I. General Collecting Guidelines
A. General Purpose
The collection supports teaching and research through the doctoral level and beyond in all areas of German literature as well as Germanic philology. In Dutch and Scandinavian, the collection provides basic materials for instruction and preliminary research. In both cases,library resources in these fields are uses by faculty and students in other language departments and related disciplines in the humanities and social sciences. The focus of the Department of German at Princeton University has changed to also include all of German cultural and intellectual life, i.e. in addition to language and literature, film, photography, art,television, radio, theater, popular culture,political, cultural, and social theory.
B. Subjects Excluded
Translations into German from other literatures and all other subjects not indicated above.
C. Overlap with Other Collections or Subjects
For possible overlap with linguistics, comparative literature, creative writing (in the area of contemporary literature in translation), medieval studies, philosophy,history, film studies (in the area of German cinema), and with English (in the area of Germanic philology), see also the statements of these respective collections.
D. Languages Collected and Excluded
Primary texts collected include materials in German, Latin, Dutch, primary Old Norse Literature and the Scandinavian languages. Secondary literature is collected in all Western European languages with emphasis on English, French, German, and Italian. Asian and Slavic languages are excluded.
E. Geographical Limits
Collecting is limited to materials from or about the languages and literary culture of German-speaking Europe, the Netherlands and Belgium, and the Scandinavian countries.
F. Chronological Limits
For German language and literature: from the earliest written records to the present; for Dutch: from the seventeenth-century to the present; and for Scandinavian: from the medieval period to the present.
G. Retrospective Acquisition
Acquisition of some out-of-print and antiquarian material as well as microfilm collections are necessary to maintain and improve a strong collection in this field. The Department of German has in recent years increasingly focused on literature and the visual arts and media. It may, therefore, be necessary to acquire materials related to visual art, cinema, photography, theater, and television.
I. Other Factors
The German approval plan covers many titles in German language and literature.
III. Types of Materials
Monographs, monographic series, serials, conference proceedings, facsimiles, reprints, Festschriften, microforms, electronic media (including electronic text), and video recordings. Exhibition catalogs, sound recordings, and dissertations are acquired selectively.
Maps, graphs, manuscripts, ephemera, posters,juvenalia, most textbooks/readers, technical reports, government documents.
Princeton University's holdings for German literature from the 18th-century through the 20th-century are strong. Notable manuscript collections include: German authors; several Goethe manuscripts; and the Thomas Mann collection
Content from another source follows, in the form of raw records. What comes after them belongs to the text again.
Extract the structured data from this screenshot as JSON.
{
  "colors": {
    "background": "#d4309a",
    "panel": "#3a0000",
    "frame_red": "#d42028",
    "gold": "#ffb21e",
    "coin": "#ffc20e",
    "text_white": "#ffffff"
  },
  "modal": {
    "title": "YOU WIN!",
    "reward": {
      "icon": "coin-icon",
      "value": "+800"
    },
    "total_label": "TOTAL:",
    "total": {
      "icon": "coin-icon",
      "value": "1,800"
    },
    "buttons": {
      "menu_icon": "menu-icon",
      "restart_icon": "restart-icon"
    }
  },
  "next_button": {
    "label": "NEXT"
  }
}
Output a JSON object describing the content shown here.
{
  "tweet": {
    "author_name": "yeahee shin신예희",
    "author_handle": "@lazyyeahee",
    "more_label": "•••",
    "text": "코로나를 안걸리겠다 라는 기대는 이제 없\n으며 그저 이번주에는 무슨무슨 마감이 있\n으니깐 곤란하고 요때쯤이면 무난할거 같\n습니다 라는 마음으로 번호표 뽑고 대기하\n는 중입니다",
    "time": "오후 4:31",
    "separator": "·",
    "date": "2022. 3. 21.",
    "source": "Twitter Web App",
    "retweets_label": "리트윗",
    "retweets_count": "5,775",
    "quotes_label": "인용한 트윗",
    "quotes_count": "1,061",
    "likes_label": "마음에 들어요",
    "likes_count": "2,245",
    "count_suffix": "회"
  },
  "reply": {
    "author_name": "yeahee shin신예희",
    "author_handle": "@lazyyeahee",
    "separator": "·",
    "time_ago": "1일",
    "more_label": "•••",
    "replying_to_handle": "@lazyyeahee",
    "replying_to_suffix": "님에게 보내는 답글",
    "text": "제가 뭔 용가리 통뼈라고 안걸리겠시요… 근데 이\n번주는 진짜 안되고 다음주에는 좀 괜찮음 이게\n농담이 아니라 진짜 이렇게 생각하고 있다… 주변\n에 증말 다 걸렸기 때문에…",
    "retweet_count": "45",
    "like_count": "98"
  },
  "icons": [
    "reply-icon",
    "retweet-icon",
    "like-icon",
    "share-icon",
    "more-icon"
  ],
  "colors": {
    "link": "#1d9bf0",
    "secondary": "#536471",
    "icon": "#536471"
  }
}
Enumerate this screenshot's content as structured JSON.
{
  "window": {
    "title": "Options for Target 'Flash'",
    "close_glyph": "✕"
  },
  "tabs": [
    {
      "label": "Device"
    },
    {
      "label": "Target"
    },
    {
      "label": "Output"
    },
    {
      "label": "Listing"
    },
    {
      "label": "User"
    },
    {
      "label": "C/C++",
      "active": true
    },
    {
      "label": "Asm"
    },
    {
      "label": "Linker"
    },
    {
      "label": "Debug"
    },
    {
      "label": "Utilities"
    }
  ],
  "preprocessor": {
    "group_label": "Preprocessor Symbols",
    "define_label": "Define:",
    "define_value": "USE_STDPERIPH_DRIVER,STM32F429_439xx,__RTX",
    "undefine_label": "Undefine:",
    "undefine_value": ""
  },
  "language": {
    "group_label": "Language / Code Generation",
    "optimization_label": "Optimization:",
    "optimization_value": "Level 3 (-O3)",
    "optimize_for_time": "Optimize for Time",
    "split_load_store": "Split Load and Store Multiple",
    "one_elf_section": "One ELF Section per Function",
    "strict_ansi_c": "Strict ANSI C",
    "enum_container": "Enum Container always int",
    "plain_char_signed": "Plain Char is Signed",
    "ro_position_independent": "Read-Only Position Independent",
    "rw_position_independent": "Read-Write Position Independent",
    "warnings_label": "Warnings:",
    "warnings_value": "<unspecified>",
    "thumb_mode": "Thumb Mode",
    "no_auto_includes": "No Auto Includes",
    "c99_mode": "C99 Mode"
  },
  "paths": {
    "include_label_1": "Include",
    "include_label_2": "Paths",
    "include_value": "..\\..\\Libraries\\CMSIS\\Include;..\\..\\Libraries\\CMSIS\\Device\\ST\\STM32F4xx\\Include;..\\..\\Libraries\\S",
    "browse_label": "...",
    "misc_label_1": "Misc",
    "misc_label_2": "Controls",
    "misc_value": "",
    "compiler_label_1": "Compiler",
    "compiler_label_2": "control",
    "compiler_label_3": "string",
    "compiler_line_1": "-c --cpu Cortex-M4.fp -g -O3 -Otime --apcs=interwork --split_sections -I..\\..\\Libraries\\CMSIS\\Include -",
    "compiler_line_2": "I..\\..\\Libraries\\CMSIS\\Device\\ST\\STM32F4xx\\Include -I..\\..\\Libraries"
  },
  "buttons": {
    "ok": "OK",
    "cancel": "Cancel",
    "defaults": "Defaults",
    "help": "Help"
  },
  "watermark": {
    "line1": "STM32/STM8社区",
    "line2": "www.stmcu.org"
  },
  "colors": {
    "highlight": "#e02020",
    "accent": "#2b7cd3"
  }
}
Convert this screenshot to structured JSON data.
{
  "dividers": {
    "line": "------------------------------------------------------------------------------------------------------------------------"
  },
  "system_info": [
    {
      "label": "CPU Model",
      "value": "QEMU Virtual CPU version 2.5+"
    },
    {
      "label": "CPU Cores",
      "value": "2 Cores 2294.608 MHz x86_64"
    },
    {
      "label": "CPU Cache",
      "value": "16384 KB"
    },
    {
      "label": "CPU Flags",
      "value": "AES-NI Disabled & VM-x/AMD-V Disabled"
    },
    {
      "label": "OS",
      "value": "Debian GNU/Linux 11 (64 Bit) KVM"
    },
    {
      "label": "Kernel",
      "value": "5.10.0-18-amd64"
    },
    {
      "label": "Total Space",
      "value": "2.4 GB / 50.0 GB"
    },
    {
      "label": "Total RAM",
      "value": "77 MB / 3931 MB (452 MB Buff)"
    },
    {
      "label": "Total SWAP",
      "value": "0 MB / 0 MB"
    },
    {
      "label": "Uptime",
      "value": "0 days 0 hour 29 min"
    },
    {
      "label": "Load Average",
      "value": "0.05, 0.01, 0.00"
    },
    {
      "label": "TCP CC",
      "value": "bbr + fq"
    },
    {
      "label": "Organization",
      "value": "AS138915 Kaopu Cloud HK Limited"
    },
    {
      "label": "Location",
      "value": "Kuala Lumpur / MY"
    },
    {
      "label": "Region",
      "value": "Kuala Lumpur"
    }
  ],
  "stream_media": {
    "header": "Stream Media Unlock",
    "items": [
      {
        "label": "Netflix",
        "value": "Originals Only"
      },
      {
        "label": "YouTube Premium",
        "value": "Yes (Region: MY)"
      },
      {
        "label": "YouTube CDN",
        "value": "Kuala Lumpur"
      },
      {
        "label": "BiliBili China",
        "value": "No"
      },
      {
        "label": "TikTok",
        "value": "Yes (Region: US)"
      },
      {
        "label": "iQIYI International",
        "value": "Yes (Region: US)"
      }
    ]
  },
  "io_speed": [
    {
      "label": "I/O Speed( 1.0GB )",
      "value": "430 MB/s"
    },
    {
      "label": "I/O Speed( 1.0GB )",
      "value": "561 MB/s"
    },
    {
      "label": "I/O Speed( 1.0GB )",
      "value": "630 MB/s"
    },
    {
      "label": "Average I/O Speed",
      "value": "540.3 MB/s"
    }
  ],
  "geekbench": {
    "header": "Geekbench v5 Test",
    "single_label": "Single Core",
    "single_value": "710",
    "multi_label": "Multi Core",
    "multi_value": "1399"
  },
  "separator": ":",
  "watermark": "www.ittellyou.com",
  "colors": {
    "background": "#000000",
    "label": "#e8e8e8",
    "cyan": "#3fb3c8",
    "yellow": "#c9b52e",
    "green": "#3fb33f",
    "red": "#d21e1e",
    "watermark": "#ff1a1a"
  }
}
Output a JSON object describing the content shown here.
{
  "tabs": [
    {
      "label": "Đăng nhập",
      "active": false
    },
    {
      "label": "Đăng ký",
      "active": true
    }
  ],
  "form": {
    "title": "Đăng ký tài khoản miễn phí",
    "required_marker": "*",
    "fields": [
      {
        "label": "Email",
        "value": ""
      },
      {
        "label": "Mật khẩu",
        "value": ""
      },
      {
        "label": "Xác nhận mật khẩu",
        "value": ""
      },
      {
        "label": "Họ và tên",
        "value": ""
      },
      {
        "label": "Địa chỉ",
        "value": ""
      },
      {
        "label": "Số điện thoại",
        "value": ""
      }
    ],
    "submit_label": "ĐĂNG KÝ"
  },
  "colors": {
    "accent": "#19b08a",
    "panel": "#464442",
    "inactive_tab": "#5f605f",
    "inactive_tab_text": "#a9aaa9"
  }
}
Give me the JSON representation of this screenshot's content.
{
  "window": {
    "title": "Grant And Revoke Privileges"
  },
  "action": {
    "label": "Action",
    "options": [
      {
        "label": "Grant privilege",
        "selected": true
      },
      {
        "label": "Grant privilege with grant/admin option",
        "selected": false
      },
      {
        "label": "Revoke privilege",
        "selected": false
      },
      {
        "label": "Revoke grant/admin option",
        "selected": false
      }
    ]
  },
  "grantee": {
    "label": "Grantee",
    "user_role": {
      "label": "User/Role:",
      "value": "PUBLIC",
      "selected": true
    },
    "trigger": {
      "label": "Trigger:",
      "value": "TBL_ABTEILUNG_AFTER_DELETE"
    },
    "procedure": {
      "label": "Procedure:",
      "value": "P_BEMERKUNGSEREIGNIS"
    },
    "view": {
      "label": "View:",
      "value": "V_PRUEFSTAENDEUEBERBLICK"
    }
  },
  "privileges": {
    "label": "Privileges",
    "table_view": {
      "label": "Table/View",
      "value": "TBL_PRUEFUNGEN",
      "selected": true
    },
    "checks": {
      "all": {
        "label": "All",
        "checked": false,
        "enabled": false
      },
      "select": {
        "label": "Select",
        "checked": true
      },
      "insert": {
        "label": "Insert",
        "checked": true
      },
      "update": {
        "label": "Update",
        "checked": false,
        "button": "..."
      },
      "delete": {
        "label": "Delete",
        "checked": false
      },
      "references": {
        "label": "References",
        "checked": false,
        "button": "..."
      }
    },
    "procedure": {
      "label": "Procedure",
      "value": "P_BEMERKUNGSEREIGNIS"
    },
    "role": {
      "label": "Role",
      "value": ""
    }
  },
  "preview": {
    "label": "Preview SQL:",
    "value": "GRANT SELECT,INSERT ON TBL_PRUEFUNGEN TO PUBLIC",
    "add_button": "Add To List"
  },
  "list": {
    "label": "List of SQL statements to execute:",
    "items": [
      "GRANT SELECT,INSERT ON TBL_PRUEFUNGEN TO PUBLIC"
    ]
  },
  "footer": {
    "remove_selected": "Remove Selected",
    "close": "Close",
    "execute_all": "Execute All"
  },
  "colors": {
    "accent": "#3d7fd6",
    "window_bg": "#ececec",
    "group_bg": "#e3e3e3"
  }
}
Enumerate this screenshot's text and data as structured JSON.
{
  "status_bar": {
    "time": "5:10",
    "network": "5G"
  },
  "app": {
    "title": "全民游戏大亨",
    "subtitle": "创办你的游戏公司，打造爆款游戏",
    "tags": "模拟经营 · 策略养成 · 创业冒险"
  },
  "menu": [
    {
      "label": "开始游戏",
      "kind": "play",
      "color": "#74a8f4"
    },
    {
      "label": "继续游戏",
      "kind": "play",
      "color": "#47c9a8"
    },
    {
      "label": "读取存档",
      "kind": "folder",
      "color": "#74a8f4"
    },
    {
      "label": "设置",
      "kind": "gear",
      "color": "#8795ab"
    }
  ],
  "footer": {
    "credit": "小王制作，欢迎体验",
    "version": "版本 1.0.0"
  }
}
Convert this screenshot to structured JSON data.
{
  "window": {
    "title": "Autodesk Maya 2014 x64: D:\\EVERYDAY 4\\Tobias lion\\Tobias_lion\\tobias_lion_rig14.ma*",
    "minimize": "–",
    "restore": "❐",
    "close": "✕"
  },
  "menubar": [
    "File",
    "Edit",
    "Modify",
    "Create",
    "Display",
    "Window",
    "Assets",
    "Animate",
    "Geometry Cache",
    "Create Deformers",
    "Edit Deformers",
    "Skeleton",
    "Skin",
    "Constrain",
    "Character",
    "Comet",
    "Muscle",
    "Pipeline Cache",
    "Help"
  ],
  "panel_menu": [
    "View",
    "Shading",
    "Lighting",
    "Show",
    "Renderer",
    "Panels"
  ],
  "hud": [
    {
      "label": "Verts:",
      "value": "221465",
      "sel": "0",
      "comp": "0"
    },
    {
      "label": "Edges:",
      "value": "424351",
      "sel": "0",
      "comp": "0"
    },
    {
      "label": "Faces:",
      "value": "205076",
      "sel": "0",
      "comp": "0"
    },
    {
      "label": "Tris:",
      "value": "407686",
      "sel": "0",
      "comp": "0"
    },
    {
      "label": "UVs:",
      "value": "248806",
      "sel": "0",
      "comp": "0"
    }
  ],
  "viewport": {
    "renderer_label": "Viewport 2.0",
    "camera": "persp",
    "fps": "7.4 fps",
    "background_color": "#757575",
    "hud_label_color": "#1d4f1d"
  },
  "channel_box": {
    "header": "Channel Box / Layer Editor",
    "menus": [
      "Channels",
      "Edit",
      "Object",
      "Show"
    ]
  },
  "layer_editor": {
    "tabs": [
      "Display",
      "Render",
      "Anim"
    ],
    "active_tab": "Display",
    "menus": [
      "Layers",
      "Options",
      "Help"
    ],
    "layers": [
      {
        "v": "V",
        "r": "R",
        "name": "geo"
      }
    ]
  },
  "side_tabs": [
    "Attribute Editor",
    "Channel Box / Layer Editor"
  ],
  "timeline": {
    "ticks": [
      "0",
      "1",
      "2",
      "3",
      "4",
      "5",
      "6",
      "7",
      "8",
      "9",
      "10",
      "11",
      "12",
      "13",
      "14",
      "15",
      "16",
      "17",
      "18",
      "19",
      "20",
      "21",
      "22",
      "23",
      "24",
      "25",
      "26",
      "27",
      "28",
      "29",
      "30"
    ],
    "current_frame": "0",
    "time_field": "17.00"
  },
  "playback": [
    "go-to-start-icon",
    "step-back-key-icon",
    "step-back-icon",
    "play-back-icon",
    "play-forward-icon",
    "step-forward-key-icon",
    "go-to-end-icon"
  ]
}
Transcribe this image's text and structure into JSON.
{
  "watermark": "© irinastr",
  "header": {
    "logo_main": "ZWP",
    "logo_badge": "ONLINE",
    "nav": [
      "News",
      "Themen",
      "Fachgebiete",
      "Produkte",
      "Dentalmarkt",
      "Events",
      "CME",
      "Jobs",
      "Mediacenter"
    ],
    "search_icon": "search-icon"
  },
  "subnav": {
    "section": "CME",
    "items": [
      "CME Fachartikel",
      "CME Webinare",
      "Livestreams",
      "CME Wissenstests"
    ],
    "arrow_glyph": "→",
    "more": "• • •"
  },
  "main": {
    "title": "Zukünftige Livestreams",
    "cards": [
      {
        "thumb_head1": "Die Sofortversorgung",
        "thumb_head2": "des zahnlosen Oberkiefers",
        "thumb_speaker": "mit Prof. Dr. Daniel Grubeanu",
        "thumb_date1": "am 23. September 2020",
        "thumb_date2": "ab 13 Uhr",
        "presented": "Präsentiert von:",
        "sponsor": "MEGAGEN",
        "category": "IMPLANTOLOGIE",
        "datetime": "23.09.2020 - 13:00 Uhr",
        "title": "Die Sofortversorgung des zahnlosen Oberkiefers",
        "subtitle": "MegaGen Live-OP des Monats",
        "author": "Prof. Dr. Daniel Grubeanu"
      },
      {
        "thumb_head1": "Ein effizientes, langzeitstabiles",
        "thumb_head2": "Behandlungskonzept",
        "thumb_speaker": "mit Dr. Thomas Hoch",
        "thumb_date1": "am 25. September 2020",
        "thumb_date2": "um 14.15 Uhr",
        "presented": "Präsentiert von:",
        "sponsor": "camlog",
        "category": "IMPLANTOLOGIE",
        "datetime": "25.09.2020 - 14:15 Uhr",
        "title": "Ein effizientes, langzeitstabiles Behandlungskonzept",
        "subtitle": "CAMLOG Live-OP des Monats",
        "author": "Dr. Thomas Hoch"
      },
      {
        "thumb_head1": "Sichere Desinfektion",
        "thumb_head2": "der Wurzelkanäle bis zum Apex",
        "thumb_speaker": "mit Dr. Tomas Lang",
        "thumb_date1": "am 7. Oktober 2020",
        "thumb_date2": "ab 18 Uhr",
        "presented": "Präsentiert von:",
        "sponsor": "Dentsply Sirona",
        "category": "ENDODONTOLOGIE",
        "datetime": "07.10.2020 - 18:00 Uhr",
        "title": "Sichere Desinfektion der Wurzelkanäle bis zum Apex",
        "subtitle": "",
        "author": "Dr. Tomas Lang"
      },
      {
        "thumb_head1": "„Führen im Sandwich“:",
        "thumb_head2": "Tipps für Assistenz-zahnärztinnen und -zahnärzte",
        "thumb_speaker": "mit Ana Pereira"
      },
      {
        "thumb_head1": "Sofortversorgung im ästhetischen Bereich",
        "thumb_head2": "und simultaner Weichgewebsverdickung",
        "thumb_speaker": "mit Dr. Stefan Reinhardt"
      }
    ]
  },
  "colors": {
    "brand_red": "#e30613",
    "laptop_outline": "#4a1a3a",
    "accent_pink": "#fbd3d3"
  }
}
V. Subjects and desired levels of Collecting
German Linguistics 4
Germanic Philology (Middle High German, Old High German, Old Saxon, Gothic, Old Norse 4
Dutch Language and Literature 3/2
Danish, Norwegian, Swedish, and Icelandic Languages and Literatures 3/2
Last Updated: December 2004